§ What you should do: Scan each line of the records for the word "catch" and extract the ones that have it.

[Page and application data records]
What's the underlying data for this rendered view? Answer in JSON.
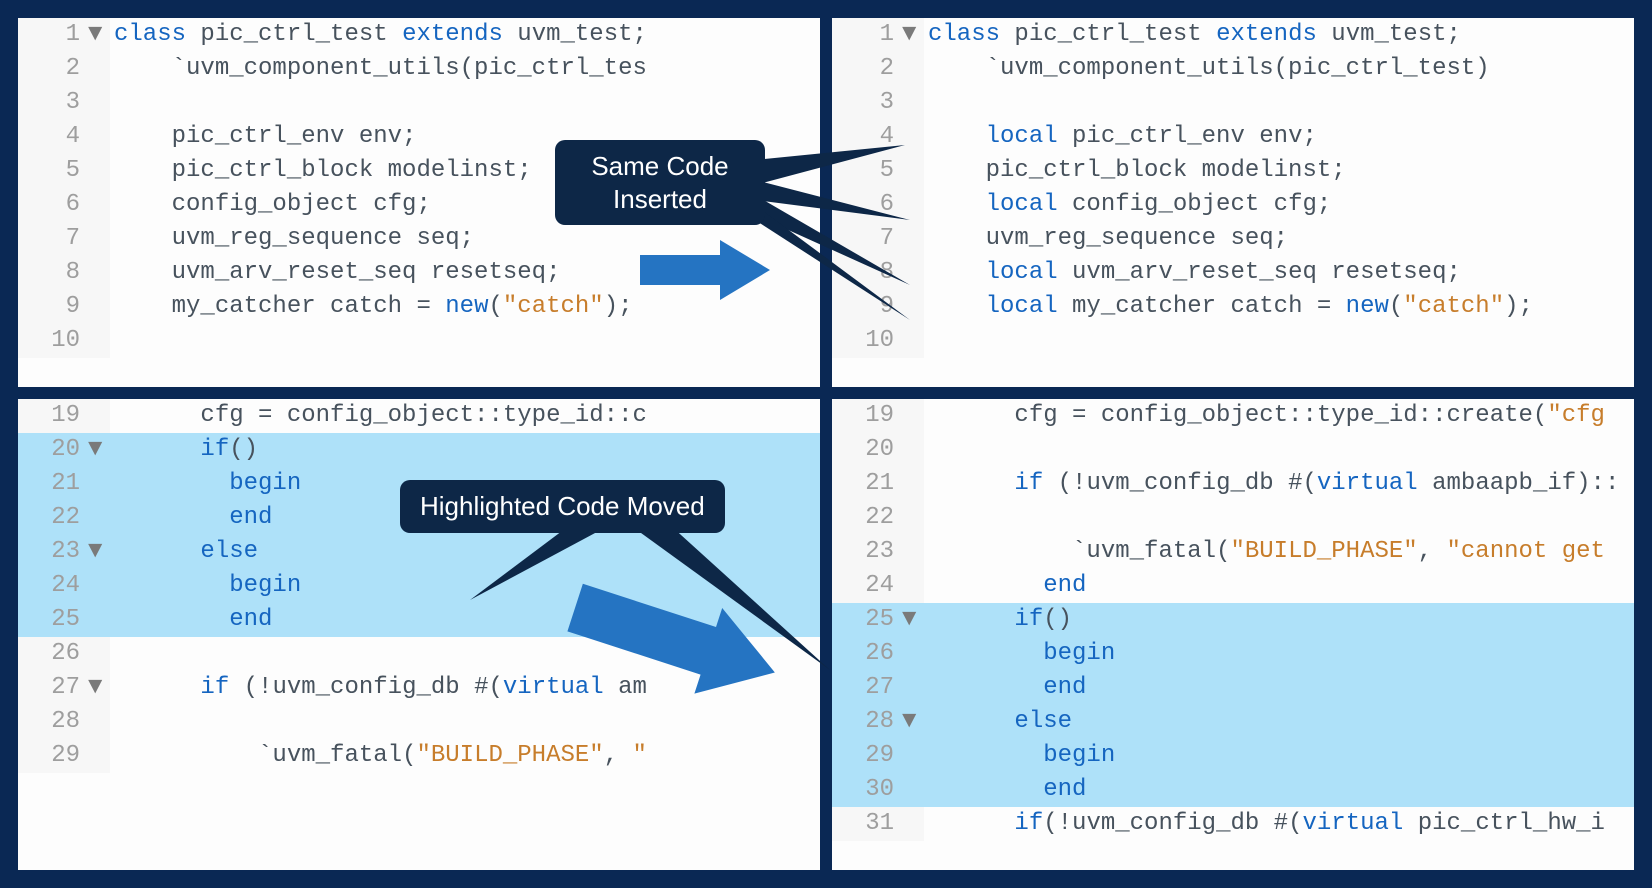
{
  "panels": {
    "topLeft": {
      "lines": [
        {
          "n": "1",
          "fold": "▼",
          "hl": false,
          "tokens": [
            [
              "kw",
              "class"
            ],
            [
              "txt",
              " pic_ctrl_test "
            ],
            [
              "kw",
              "extends"
            ],
            [
              "txt",
              " uvm_test;"
            ]
          ]
        },
        {
          "n": "2",
          "fold": "",
          "hl": false,
          "tokens": [
            [
              "txt",
              "    `uvm_component_utils(pic_ctrl_tes"
            ]
          ]
        },
        {
          "n": "3",
          "fold": "",
          "hl": false,
          "tokens": [
            [
              "txt",
              ""
            ]
          ]
        },
        {
          "n": "4",
          "fold": "",
          "hl": false,
          "tokens": [
            [
              "txt",
              "    pic_ctrl_env env;"
            ]
          ]
        },
        {
          "n": "5",
          "fold": "",
          "hl": false,
          "tokens": [
            [
              "txt",
              "    pic_ctrl_block modelinst;"
            ]
          ]
        },
        {
          "n": "6",
          "fold": "",
          "hl": false,
          "tokens": [
            [
              "txt",
              "    config_object cfg;"
            ]
          ]
        },
        {
          "n": "7",
          "fold": "",
          "hl": false,
          "tokens": [
            [
              "txt",
              "    uvm_reg_sequence seq;"
            ]
          ]
        },
        {
          "n": "8",
          "fold": "",
          "hl": false,
          "tokens": [
            [
              "txt",
              "    uvm_arv_reset_seq resetseq;"
            ]
          ]
        },
        {
          "n": "9",
          "fold": "",
          "hl": false,
          "tokens": [
            [
              "txt",
              "    my_catcher catch = "
            ],
            [
              "kw",
              "new"
            ],
            [
              "txt",
              "("
            ],
            [
              "str",
              "\"catch\""
            ],
            [
              "txt",
              ");"
            ]
          ]
        },
        {
          "n": "10",
          "fold": "",
          "hl": false,
          "tokens": [
            [
              "txt",
              ""
            ]
          ]
        }
      ]
    },
    "topRight": {
      "lines": [
        {
          "n": "1",
          "fold": "▼",
          "hl": false,
          "tokens": [
            [
              "kw",
              "class"
            ],
            [
              "txt",
              " pic_ctrl_test "
            ],
            [
              "kw",
              "extends"
            ],
            [
              "txt",
              " uvm_test;"
            ]
          ]
        },
        {
          "n": "2",
          "fold": "",
          "hl": false,
          "tokens": [
            [
              "txt",
              "    `uvm_component_utils(pic_ctrl_test)"
            ]
          ]
        },
        {
          "n": "3",
          "fold": "",
          "hl": false,
          "tokens": [
            [
              "txt",
              ""
            ]
          ]
        },
        {
          "n": "4",
          "fold": "",
          "hl": false,
          "tokens": [
            [
              "txt",
              "    "
            ],
            [
              "kw",
              "local"
            ],
            [
              "txt",
              " pic_ctrl_env env;"
            ]
          ]
        },
        {
          "n": "5",
          "fold": "",
          "hl": false,
          "tokens": [
            [
              "txt",
              "    pic_ctrl_block modelinst;"
            ]
          ]
        },
        {
          "n": "6",
          "fold": "",
          "hl": false,
          "tokens": [
            [
              "txt",
              "    "
            ],
            [
              "kw",
              "local"
            ],
            [
              "txt",
              " config_object cfg;"
            ]
          ]
        },
        {
          "n": "7",
          "fold": "",
          "hl": false,
          "tokens": [
            [
              "txt",
              "    uvm_reg_sequence seq;"
            ]
          ]
        },
        {
          "n": "8",
          "fold": "",
          "hl": false,
          "tokens": [
            [
              "txt",
              "    "
            ],
            [
              "kw",
              "local"
            ],
            [
              "txt",
              " uvm_arv_reset_seq resetseq;"
            ]
          ]
        },
        {
          "n": "9",
          "fold": "",
          "hl": false,
          "tokens": [
            [
              "txt",
              "    "
            ],
            [
              "kw",
              "local"
            ],
            [
              "txt",
              " my_catcher catch = "
            ],
            [
              "kw",
              "new"
            ],
            [
              "txt",
              "("
            ],
            [
              "str",
              "\"catch\""
            ],
            [
              "txt",
              ");"
            ]
          ]
        },
        {
          "n": "10",
          "fold": "",
          "hl": false,
          "tokens": [
            [
              "txt",
              ""
            ]
          ]
        }
      ]
    },
    "bottomLeft": {
      "lines": [
        {
          "n": "19",
          "fold": "",
          "hl": false,
          "tokens": [
            [
              "txt",
              "      cfg = config_object::type_id::c"
            ]
          ]
        },
        {
          "n": "20",
          "fold": "▼",
          "hl": true,
          "tokens": [
            [
              "txt",
              "      "
            ],
            [
              "kw",
              "if"
            ],
            [
              "txt",
              "()"
            ]
          ]
        },
        {
          "n": "21",
          "fold": "",
          "hl": true,
          "tokens": [
            [
              "txt",
              "        "
            ],
            [
              "kw",
              "begin"
            ]
          ]
        },
        {
          "n": "22",
          "fold": "",
          "hl": true,
          "tokens": [
            [
              "txt",
              "        "
            ],
            [
              "kw",
              "end"
            ]
          ]
        },
        {
          "n": "23",
          "fold": "▼",
          "hl": true,
          "tokens": [
            [
              "txt",
              "      "
            ],
            [
              "kw",
              "else"
            ]
          ]
        },
        {
          "n": "24",
          "fold": "",
          "hl": true,
          "tokens": [
            [
              "txt",
              "        "
            ],
            [
              "kw",
              "begin"
            ]
          ]
        },
        {
          "n": "25",
          "fold": "",
          "hl": true,
          "tokens": [
            [
              "txt",
              "        "
            ],
            [
              "kw",
              "end"
            ]
          ]
        },
        {
          "n": "26",
          "fold": "",
          "hl": false,
          "tokens": [
            [
              "txt",
              ""
            ]
          ]
        },
        {
          "n": "27",
          "fold": "▼",
          "hl": false,
          "tokens": [
            [
              "txt",
              "      "
            ],
            [
              "kw",
              "if"
            ],
            [
              "txt",
              " (!uvm_config_db #("
            ],
            [
              "kw",
              "virtual"
            ],
            [
              "txt",
              " am"
            ]
          ]
        },
        {
          "n": "28",
          "fold": "",
          "hl": false,
          "tokens": [
            [
              "txt",
              ""
            ]
          ]
        },
        {
          "n": "29",
          "fold": "",
          "hl": false,
          "tokens": [
            [
              "txt",
              "          `uvm_fatal("
            ],
            [
              "str",
              "\"BUILD_PHASE\""
            ],
            [
              "txt",
              ", "
            ],
            [
              "str",
              "\""
            ]
          ]
        }
      ]
    },
    "bottomRight": {
      "lines": [
        {
          "n": "19",
          "fold": "",
          "hl": false,
          "tokens": [
            [
              "txt",
              "      cfg = config_object::type_id::create("
            ],
            [
              "str",
              "\"cfg"
            ]
          ]
        },
        {
          "n": "20",
          "fold": "",
          "hl": false,
          "tokens": [
            [
              "txt",
              ""
            ]
          ]
        },
        {
          "n": "21",
          "fold": "",
          "hl": false,
          "tokens": [
            [
              "txt",
              "      "
            ],
            [
              "kw",
              "if"
            ],
            [
              "txt",
              " (!uvm_config_db #("
            ],
            [
              "kw",
              "virtual"
            ],
            [
              "txt",
              " ambaapb_if)::"
            ]
          ]
        },
        {
          "n": "22",
          "fold": "",
          "hl": false,
          "tokens": [
            [
              "txt",
              ""
            ]
          ]
        },
        {
          "n": "23",
          "fold": "",
          "hl": false,
          "tokens": [
            [
              "txt",
              "          `uvm_fatal("
            ],
            [
              "str",
              "\"BUILD_PHASE\""
            ],
            [
              "txt",
              ", "
            ],
            [
              "str",
              "\"cannot get "
            ]
          ]
        },
        {
          "n": "24",
          "fold": "",
          "hl": false,
          "tokens": [
            [
              "txt",
              "        "
            ],
            [
              "kw",
              "end"
            ]
          ]
        },
        {
          "n": "25",
          "fold": "▼",
          "hl": true,
          "tokens": [
            [
              "txt",
              "      "
            ],
            [
              "kw",
              "if"
            ],
            [
              "txt",
              "()"
            ]
          ]
        },
        {
          "n": "26",
          "fold": "",
          "hl": true,
          "tokens": [
            [
              "txt",
              "        "
            ],
            [
              "kw",
              "begin"
            ]
          ]
        },
        {
          "n": "27",
          "fold": "",
          "hl": true,
          "tokens": [
            [
              "txt",
              "        "
            ],
            [
              "kw",
              "end"
            ]
          ]
        },
        {
          "n": "28",
          "fold": "▼",
          "hl": true,
          "tokens": [
            [
              "txt",
              "      "
            ],
            [
              "kw",
              "else"
            ]
          ]
        },
        {
          "n": "29",
          "fold": "",
          "hl": true,
          "tokens": [
            [
              "txt",
              "        "
            ],
            [
              "kw",
              "begin"
            ]
          ]
        },
        {
          "n": "30",
          "fold": "",
          "hl": true,
          "tokens": [
            [
              "txt",
              "        "
            ],
            [
              "kw",
              "end"
            ]
          ]
        },
        {
          "n": "31",
          "fold": "",
          "hl": false,
          "tokens": [
            [
              "txt",
              "      "
            ],
            [
              "kw",
              "if"
            ],
            [
              "txt",
              "(!uvm_config_db #("
            ],
            [
              "kw",
              "virtual"
            ],
            [
              "txt",
              " pic_ctrl_hw_i"
            ]
          ]
        }
      ]
    }
  },
  "annotations": {
    "callout1_line1": "Same Code",
    "callout1_line2": "Inserted",
    "callout2": "Highlighted Code Moved"
  }
}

§ Answer box:
              "    my_catcher catch = "
              "\"catch\""
              " my_catcher catch = "
              "\"catch\""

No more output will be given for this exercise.